Advantage: Chinese companies
At this point, you may be thinking that it would be wrong, even insane, for a western company to enter the China market. That is not my point. Instead, I would argue that most western management teams get overly enamored of the huge promise of the Chinese market, and in the process, overlook what it takes to succeed in ANY market. And, I would like to point out that because of changes in the technology and business ecosystem, there are more opportunities than ever everywhere, not just in China, and the initial investment costs required to test the waters are much lower.
The platform I have found most engaging is the iPhone business ecosystem, which I have been enthusiastic about since the very beginning in March 2008. Since I wrote that article more than two years ago, the iPhone and AppStore have turned into a thriving market all over the world. A few individual developers and software companies have become successful, even wealthy, over this market, which now includes 50 million iPhone users worldwide, and if you include iPod touch owners who also buy apps, now total 85 million.
When I look at this market, I see the long tail which Chris Anderson first talked about. When Anderson spoke about the long tail, he was talking about companies getting more and more of their revenue from small customers, and moving away from the 20/80 rule, which dictated that 80% of business comes from 20% of customers. When western marketers look at China, they see $ signs in their eyes, and think of money flowing into their bank accounts on a daily, even hourly, basis. To a large extent, the Chinese government wants to perpetuate this view; it serves to attract foreign investment into China. But in reality, there has been no western Internet company which has made it big in China.
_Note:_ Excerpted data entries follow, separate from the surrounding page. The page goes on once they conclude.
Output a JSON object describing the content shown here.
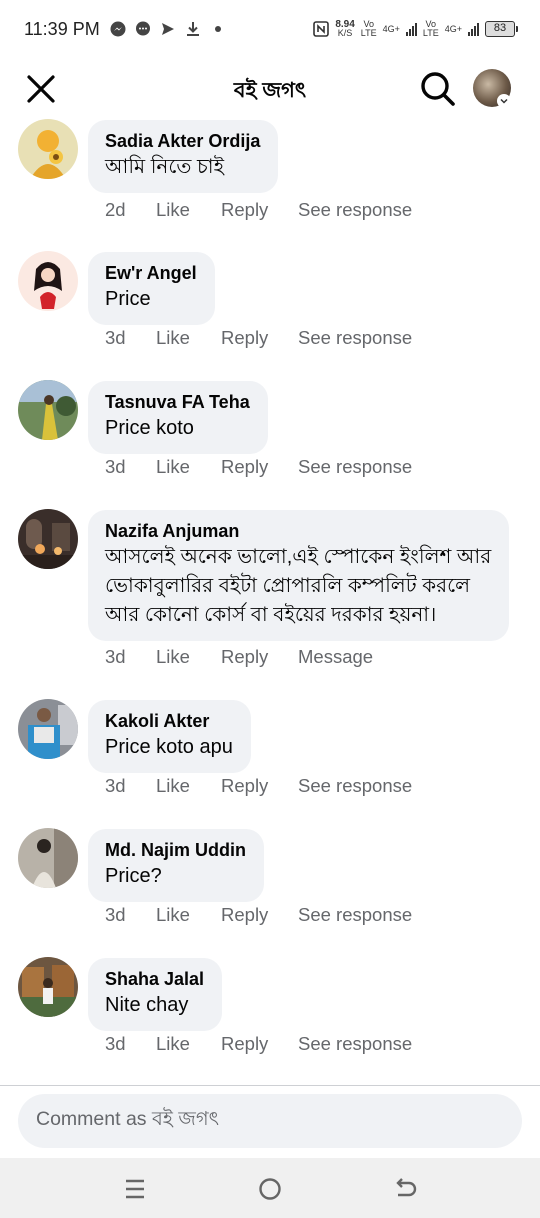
{
  "status_bar": {
    "time": "11:39 PM",
    "net_speed_value": "8.94",
    "net_speed_unit": "K/S",
    "sim1_label_top": "Vo",
    "sim1_label_bottom": "LTE",
    "sim1_network": "4G+",
    "sim2_label_top": "Vo",
    "sim2_label_bottom": "LTE",
    "sim2_network": "4G+",
    "battery": "83"
  },
  "header": {
    "title": "বই জগৎ"
  },
  "comments": [
    {
      "author": "Sadia Akter Ordija",
      "text": "আমি নিতে চাই",
      "time": "2d",
      "like": "Like",
      "reply": "Reply",
      "extra": "See response"
    },
    {
      "author": "Ew'r Angel",
      "text": "Price",
      "time": "3d",
      "like": "Like",
      "reply": "Reply",
      "extra": "See response"
    },
    {
      "author": "Tasnuva FA Teha",
      "text": "Price koto",
      "time": "3d",
      "like": "Like",
      "reply": "Reply",
      "extra": "See response"
    },
    {
      "author": "Nazifa Anjuman",
      "text_lines": [
        "আসলেই অনেক ভালো,এই স্পোকেন ইংলিশ আর",
        "ভোকাবুলারির বইটা প্রোপারলি কম্পলিট করলে",
        "আর কোনো কোর্স বা বইয়ের দরকার হয়না।"
      ],
      "time": "3d",
      "like": "Like",
      "reply": "Reply",
      "extra": "Message"
    },
    {
      "author": "Kakoli Akter",
      "text": "Price koto apu",
      "time": "3d",
      "like": "Like",
      "reply": "Reply",
      "extra": "See response"
    },
    {
      "author": "Md. Najim Uddin",
      "text": "Price?",
      "time": "3d",
      "like": "Like",
      "reply": "Reply",
      "extra": "See response"
    },
    {
      "author": "Shaha Jalal",
      "text": "Nite chay",
      "time": "3d",
      "like": "Like",
      "reply": "Reply",
      "extra": "See response"
    }
  ],
  "composer": {
    "placeholder": "Comment as বই জগৎ"
  },
  "icons": [
    "messenger-icon",
    "chat-icon",
    "send-icon",
    "download-icon",
    "nfc-icon",
    "close-icon",
    "search-icon",
    "menu-icon",
    "home-icon",
    "back-icon"
  ],
  "colors": {
    "bubble": "#f0f2f5",
    "secondary_text": "#65676b",
    "primary_text": "#050505"
  }
}
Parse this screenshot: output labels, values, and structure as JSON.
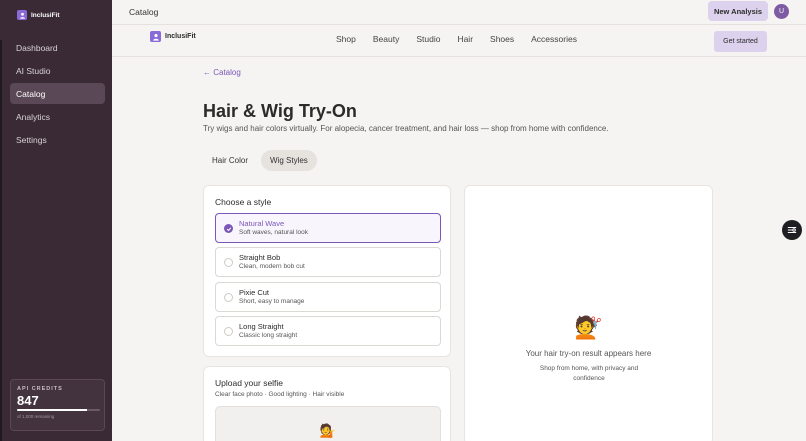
{
  "sidebar": {
    "brand": "InclusiFit",
    "items": [
      {
        "label": "Dashboard"
      },
      {
        "label": "AI Studio"
      },
      {
        "label": "Catalog"
      },
      {
        "label": "Analytics"
      },
      {
        "label": "Settings"
      }
    ],
    "credits": {
      "title": "API CREDITS",
      "value": "847",
      "remaining": "of 1,000 remaining",
      "fraction": 0.847
    }
  },
  "topbar": {
    "title": "Catalog",
    "new_analysis": "New Analysis",
    "avatar_initial": "U"
  },
  "site": {
    "brand": "InclusiFit",
    "nav": [
      "Shop",
      "Beauty",
      "Studio",
      "Hair",
      "Shoes",
      "Accessories"
    ],
    "get_started": "Get started"
  },
  "main": {
    "back_link": "← Catalog",
    "title": "Hair & Wig Try-On",
    "subtitle": "Try wigs and hair colors virtually. For alopecia, cancer treatment, and hair loss — shop from home with confidence.",
    "tabs": [
      {
        "label": "Hair Color",
        "active": false
      },
      {
        "label": "Wig Styles",
        "active": true
      }
    ],
    "style_panel": {
      "heading": "Choose a style",
      "options": [
        {
          "name": "Natural Wave",
          "desc": "Soft waves, natural look",
          "selected": true
        },
        {
          "name": "Straight Bob",
          "desc": "Clean, modern bob cut",
          "selected": false
        },
        {
          "name": "Pixie Cut",
          "desc": "Short, easy to manage",
          "selected": false
        },
        {
          "name": "Long Straight",
          "desc": "Classic long straight",
          "selected": false
        }
      ]
    },
    "result_panel": {
      "emoji": "💇",
      "title": "Your hair try-on result appears here",
      "subtitle": "Shop from home, with privacy and confidence"
    },
    "upload_panel": {
      "title": "Upload your selfie",
      "subtitle": "Clear face photo · Good lighting · Hair visible",
      "emoji": "💁"
    }
  },
  "colors": {
    "accent": "#7b58b8",
    "sidebar_bg": "#3a2a36",
    "button_bg": "#ddd2ee"
  },
  "icons": {
    "brand_logo": "person-icon",
    "fab": "sliders-icon"
  }
}
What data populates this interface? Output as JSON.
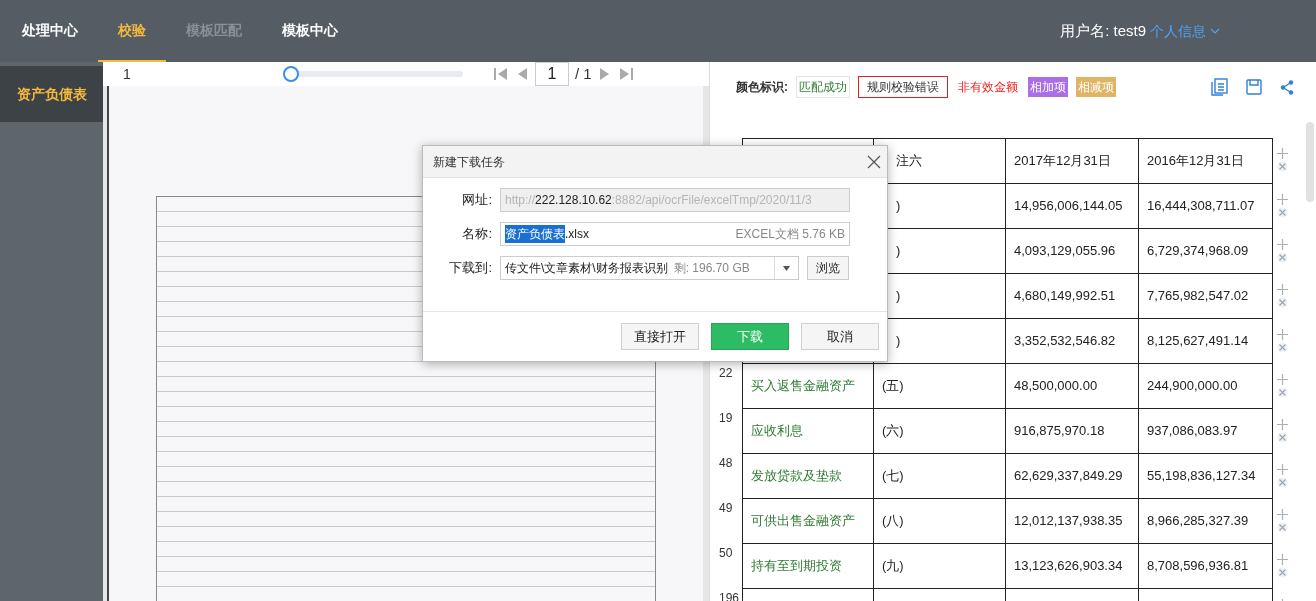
{
  "nav": {
    "tabs": [
      {
        "label": "处理中心",
        "selected": false,
        "disabled": false
      },
      {
        "label": "校验",
        "selected": true,
        "disabled": false
      },
      {
        "label": "模板匹配",
        "selected": false,
        "disabled": true
      },
      {
        "label": "模板中心",
        "selected": false,
        "disabled": false
      }
    ],
    "user_label": "用户名: test9",
    "profile_link": "个人信息"
  },
  "sidebar": {
    "items": [
      {
        "label": "资产负债表",
        "selected": true
      }
    ]
  },
  "viewer": {
    "page_label": "1",
    "zoom_slider": {
      "level": 0
    },
    "page_input": "1",
    "page_total": "/ 1"
  },
  "legend": {
    "title": "颜色标识:",
    "items": [
      {
        "kind": "matched",
        "label": "匹配成功"
      },
      {
        "kind": "rule_error",
        "label": "规则校验错误"
      },
      {
        "kind": "invalid",
        "label": "非有效金额"
      },
      {
        "kind": "add",
        "label": "相加项"
      },
      {
        "kind": "subtract",
        "label": "相减项"
      }
    ]
  },
  "table": {
    "header": {
      "note": "注六",
      "y2017": "2017年12月31日",
      "y2016": "2016年12月31日"
    },
    "rows": [
      {
        "note": ")",
        "y2017": "14,956,006,144.05",
        "y2016": "16,444,308,711.07"
      },
      {
        "note": ")",
        "y2017": "4,093,129,055.96",
        "y2016": "6,729,374,968.09"
      },
      {
        "note": ")",
        "y2017": "4,680,149,992.51",
        "y2016": "7,765,982,547.02"
      },
      {
        "note": ")",
        "y2017": "3,352,532,546.82",
        "y2016": "8,125,627,491.14"
      },
      {
        "line": "22",
        "item": "买入返售金融资产",
        "note": "(五)",
        "y2017": "48,500,000.00",
        "y2016": "244,900,000.00"
      },
      {
        "line": "19",
        "item": "应收利息",
        "note": "(六)",
        "y2017": "916,875,970.18",
        "y2016": "937,086,083.97"
      },
      {
        "line": "48",
        "item": "发放贷款及垫款",
        "note": "(七)",
        "y2017": "62,629,337,849.29",
        "y2016": "55,198,836,127.34"
      },
      {
        "line": "49",
        "item": "可供出售金融资产",
        "note": "(八)",
        "y2017": "12,012,137,938.35",
        "y2016": "8,966,285,327.39"
      },
      {
        "line": "50",
        "item": "持有至到期投资",
        "note": "(九)",
        "y2017": "13,123,626,903.34",
        "y2016": "8,708,596,936.81"
      },
      {
        "line": "196"
      }
    ]
  },
  "dialog": {
    "title": "新建下载任务",
    "url_label": "网址:",
    "url_scheme": "http://",
    "url_host": "222.128.10.62",
    "url_rest": ":8882/api/ocrFile/excelTmp/2020/11/3",
    "name_label": "名称:",
    "name_selected": "资产负债表",
    "name_ext": ".xlsx",
    "file_info": "EXCEL文档 5.76 KB",
    "save_label": "下载到:",
    "save_path": "传文件\\文章素材\\财务报表识别",
    "free_space": "剩: 196.70 GB",
    "browse": "浏览",
    "buttons": [
      {
        "kind": "plain",
        "label": "直接打开"
      },
      {
        "kind": "primary",
        "label": "下载"
      },
      {
        "kind": "plain",
        "label": "取消"
      }
    ]
  }
}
In this respect, the reality of China has never lived up to its promise.
However, I believe that there is a change and opportunity underway for the long tail to finally come to China, in the form of the iPhone platform. (The Android platform is in a state of flux because of Google’s recent troubles with the Chinese government; the three government-owned carriers don’t seem to be know what to do.) In China, the iPhone is sold and distributed through the China Unicom network.
So let’s say you are in the software business, and you want to build your presence in China. You have two choices:
- You can go the traditional route which Bill Bishop outlined and which many other companies have taken, including Google.
- You can build games and apps in Chinese, which are distributed through the AppStore, relying on Apple as your channel. But along the way, you can learn about each individual market at very little cost. And you can do this ANYWHERE.
If you go the first route, you may or may not succeed, and you will have spent millions in the process. If we look at what has already happened, the odds are against you.
If you go the second route, you may or may not succeed, but your costs are much lower, and you will learn a lot about what Chinese like, and maybe even make a little money in the process. Then you can decide how much you want to commit to the China market.
Maybe it’s time to look at things a new way.